Seek preconception counseling with your OB-GYN if you have medical problems or take medication.
Stop any bad habits, such as tobacco
or alcohol use, prior to pregnancy.
Prenatal care is important! Establish care with your OB-GYN early in the first trimester, and continue regular visits throughout your pregnancy.
- Marlena Mattingly, M.D. -

How long do I need to be off of birth control before I become pregnant?
Return to fertility occurs within just a few days of stopping most contraceptive methods, including pills, patches, rings, IUDs and implants. So don’t stop taking your pill until you are ready to conceive! The Depo Provera shot is the one exception to this rule and can stay in your system from 3-6 months after injection, which causes a delay in fertility.             
-Janna Jones Kersh, CNM

I have irregular periods. Does that mean it will be more difficult for me to get pregnant?
Irregular periods can be caused by a number of hormonal and health issues. Not having regular cycles can be a sign that you are not ovulating regularly, but not having cycles certainly doesn’t mean you can’t get pregnant. A normal cycle is anywhere from 21 to 35 days in length and isn’t necessarily the exact same length each month.  If your cycles are not regular or consistent, you should be evaluated for thyroid abnormalities, as well as other hormone alterations, which can decrease fertility.  There are treatments that can increase your chances of pregnancy sometimes not even requiring medication! It is ALWAYS a good idea to see your doctor if you are thinking about getting pregnant to talk about ways to increase your chances of a healthy pregnancy and baby. Many times the “fix” for irregular menses is simple, and it should not stop you from being able to get pregnant!         
-Tracey Leaver-Williams, M.D.
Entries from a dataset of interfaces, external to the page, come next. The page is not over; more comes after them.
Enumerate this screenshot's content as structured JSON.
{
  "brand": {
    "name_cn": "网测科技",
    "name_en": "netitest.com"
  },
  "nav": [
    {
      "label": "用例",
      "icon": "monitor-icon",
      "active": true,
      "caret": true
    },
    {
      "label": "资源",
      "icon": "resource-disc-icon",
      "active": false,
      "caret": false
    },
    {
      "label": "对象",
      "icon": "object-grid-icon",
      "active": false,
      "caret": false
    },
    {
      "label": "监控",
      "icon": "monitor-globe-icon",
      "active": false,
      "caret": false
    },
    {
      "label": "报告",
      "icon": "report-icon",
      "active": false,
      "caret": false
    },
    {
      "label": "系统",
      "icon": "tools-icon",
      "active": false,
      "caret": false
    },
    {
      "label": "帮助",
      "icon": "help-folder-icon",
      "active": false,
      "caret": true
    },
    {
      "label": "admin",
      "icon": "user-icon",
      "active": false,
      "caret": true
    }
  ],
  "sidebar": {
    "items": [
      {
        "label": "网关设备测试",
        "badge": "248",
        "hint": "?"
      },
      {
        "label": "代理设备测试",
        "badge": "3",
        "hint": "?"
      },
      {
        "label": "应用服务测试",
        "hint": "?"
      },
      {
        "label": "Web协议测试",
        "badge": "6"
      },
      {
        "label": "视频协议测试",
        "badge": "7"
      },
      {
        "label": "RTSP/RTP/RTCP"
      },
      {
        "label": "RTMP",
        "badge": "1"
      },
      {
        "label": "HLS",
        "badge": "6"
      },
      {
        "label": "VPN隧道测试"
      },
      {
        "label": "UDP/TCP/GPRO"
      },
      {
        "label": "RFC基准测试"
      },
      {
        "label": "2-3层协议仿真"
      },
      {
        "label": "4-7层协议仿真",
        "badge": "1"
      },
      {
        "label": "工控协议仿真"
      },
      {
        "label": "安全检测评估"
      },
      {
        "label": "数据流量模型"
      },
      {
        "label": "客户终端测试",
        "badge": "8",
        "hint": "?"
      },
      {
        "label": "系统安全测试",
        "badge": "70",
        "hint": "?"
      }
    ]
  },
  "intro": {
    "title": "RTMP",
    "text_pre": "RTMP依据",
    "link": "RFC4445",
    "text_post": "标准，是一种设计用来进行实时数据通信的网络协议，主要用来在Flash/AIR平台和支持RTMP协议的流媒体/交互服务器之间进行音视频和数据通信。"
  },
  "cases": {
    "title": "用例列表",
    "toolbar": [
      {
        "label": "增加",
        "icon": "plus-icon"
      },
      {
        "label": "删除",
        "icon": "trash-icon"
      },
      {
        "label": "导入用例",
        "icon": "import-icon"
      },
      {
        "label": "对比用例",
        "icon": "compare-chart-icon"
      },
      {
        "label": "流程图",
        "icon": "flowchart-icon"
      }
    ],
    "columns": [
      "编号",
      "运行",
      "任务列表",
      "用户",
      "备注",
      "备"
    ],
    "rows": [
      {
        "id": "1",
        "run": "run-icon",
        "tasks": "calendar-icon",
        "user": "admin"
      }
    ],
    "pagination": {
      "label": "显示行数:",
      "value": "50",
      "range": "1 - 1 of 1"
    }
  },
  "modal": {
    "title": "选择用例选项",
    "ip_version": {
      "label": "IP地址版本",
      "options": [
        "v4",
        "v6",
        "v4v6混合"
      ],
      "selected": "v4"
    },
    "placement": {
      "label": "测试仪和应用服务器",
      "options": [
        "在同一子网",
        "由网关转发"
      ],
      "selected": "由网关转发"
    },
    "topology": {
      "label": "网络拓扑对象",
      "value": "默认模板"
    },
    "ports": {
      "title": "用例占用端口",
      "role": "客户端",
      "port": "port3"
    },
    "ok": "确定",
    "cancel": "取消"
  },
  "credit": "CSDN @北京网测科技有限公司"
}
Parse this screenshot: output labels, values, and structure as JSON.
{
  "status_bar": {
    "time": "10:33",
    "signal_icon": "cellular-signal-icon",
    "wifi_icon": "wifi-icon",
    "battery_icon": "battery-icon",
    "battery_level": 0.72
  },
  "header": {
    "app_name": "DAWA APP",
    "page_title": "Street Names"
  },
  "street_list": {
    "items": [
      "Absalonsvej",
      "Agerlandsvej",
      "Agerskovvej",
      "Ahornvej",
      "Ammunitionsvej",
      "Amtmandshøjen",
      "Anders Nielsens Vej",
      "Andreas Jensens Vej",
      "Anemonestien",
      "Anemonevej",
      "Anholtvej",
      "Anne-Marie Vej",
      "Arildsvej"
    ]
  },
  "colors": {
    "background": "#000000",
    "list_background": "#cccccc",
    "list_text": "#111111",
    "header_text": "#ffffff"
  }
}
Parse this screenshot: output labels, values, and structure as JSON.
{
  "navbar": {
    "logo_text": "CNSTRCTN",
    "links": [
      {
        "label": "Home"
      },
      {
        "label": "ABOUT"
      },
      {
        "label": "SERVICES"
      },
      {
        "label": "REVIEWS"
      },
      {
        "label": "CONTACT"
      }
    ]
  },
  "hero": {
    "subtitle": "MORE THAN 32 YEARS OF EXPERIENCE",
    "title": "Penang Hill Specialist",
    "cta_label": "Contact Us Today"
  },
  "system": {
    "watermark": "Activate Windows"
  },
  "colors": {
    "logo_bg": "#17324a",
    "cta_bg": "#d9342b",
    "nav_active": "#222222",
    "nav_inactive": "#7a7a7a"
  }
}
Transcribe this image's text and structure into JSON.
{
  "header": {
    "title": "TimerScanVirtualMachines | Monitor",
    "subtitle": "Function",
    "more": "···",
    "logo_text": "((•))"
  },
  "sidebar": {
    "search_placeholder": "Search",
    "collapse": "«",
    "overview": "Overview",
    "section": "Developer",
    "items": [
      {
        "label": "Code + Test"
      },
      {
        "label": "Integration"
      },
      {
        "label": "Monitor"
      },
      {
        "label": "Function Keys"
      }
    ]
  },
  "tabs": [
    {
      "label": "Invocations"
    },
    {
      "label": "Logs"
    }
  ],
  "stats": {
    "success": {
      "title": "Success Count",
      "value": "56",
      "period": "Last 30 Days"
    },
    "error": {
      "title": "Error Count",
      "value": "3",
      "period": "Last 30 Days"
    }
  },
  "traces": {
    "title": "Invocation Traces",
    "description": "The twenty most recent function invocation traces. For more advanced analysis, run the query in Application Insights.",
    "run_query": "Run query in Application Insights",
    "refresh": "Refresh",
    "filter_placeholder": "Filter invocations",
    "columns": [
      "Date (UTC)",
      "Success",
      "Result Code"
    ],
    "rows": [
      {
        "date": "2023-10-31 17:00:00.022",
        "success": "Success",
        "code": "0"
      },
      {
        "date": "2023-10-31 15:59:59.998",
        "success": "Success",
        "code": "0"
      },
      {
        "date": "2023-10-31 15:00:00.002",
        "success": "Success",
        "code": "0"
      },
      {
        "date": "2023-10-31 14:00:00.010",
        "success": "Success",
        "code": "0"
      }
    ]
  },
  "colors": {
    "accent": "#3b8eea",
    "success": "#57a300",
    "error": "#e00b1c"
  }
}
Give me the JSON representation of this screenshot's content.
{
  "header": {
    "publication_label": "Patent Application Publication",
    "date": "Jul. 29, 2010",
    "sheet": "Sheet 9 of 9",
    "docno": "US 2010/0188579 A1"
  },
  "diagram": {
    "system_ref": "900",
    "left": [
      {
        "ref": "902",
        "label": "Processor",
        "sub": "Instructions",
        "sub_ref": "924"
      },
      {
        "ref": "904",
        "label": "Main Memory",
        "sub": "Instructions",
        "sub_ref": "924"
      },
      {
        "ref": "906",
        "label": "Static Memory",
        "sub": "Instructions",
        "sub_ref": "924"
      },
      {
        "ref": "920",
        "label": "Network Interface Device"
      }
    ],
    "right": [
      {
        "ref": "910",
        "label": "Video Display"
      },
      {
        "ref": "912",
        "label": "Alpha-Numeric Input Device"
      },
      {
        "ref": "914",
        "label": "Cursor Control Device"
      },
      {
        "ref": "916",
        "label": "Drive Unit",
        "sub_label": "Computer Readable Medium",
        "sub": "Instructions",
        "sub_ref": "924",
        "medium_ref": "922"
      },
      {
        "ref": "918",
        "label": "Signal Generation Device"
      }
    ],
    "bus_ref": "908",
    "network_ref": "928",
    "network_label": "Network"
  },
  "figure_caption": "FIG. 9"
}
Meet the doctors:

Dr. Katherine Coley is a board certified OB/GYN at Advanced Women’s Care with 13 years of experience. She graduated residency from New York Presbyterian hospital/Weill-Cornell program. She has lived in Hilton Head since 2009 and is raising her three children here in the Lowcountry. For appointments, call 843-341-3996.

Janna Jones Kersh, CNM, is a certified nurse midwife at Beaufort Memorial Obstetrics & Gynecology Specialists. She received her B.S. from the University of Georgia and went on to earn her Master of Science degree in Nursing with a major in Nurse-Midwifery at Vanderbilt University. For appointments, call 843-522-7820.

Tracey Leaver-Williams, M.D., Board Certified in Obstetrics & Gynecology, Hilton Head Regional OB/GYN Partners offers care for women throughout their lives—from their adolescent years to post menopause. Our physicians perform a wide-range of obstetrical and gynecologic procedures and they are committed to provide compassionate, expert care for your wellness and maternal needs. For appointments, call 843-681-4977.

Marlena Mattingly, M.D. is an OB-GYN with Beaufort Memorial Obstetrics & Gynecology Specialists. A summa cum laude graduate of Belhaven University in Jackson, Miss., Dr. Mattingly went on to earn her medical degree with high distinction at the University of Kentucky College of Medicine in Lexington and completed her residency at the Indiana University School of Medicine.For appointments, call 843-522-7820.

Dr. Meredith Mitchell is a board certified OB/GYN with Riverside Women’s Care, which has locations in Bluffton and Beaufort. She delivers babies at the Women’s Pavilion at Coastal Carolina Hospital. For appointments, call 843-524-5455.

Dr. Randall Royal is a board certified OB/GYN with Riverside Women’s Care, which has locations in Bluffton and Beaufort. He delivers babies at the Women’s Pavilion at Coastal Carolina Hospital. For appointments, call 843-524-5455.


Leave a comment

You are commenting as guest.